Filter the records below, keeping only lines with the string "Trigger".

[Entries from a dataset of interfaces]

────

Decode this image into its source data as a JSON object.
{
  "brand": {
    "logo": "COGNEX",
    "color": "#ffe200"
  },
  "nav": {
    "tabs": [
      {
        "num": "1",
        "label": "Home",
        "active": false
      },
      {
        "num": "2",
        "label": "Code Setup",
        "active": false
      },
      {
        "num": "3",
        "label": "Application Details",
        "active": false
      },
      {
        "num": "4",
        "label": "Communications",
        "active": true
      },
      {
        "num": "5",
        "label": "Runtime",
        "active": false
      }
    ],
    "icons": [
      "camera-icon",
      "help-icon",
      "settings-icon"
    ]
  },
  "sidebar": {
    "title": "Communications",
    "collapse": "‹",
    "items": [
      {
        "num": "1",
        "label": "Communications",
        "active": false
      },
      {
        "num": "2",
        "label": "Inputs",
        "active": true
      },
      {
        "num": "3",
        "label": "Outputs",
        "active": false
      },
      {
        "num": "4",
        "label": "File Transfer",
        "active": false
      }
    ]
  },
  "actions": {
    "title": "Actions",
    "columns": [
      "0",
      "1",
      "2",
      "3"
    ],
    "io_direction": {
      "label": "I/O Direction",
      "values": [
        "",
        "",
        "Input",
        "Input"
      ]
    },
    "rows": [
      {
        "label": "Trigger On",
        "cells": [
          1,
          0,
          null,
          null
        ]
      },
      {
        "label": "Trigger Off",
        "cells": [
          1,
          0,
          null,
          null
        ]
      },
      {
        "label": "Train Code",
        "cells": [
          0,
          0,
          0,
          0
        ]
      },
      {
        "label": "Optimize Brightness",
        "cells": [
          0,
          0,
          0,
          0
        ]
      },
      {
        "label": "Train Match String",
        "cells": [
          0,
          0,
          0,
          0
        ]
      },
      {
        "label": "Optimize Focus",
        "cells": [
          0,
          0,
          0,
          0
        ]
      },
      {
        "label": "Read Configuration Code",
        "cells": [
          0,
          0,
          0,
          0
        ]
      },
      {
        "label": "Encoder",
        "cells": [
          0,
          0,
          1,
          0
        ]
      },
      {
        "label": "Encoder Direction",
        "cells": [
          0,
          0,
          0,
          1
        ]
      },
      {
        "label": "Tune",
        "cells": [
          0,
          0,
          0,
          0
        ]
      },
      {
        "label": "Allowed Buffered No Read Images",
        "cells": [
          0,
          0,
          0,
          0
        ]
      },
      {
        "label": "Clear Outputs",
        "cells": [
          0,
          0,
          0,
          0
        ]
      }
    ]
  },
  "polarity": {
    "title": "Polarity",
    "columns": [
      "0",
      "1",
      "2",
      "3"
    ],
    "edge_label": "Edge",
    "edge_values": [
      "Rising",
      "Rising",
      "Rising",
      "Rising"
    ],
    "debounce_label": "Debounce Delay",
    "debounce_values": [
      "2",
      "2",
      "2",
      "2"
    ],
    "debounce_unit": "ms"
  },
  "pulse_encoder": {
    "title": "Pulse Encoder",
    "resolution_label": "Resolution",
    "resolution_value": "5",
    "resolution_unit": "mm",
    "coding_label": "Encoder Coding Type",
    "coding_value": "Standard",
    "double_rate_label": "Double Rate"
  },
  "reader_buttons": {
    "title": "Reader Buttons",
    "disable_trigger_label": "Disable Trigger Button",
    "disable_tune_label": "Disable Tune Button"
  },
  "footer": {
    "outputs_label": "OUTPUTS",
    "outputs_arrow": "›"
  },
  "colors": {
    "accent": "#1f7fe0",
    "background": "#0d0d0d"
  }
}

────

◆ Output of the exercise
        "label": "Trigger On",
        "label": "Trigger Off",
    "disable_trigger_label": "Disable Trigger Button",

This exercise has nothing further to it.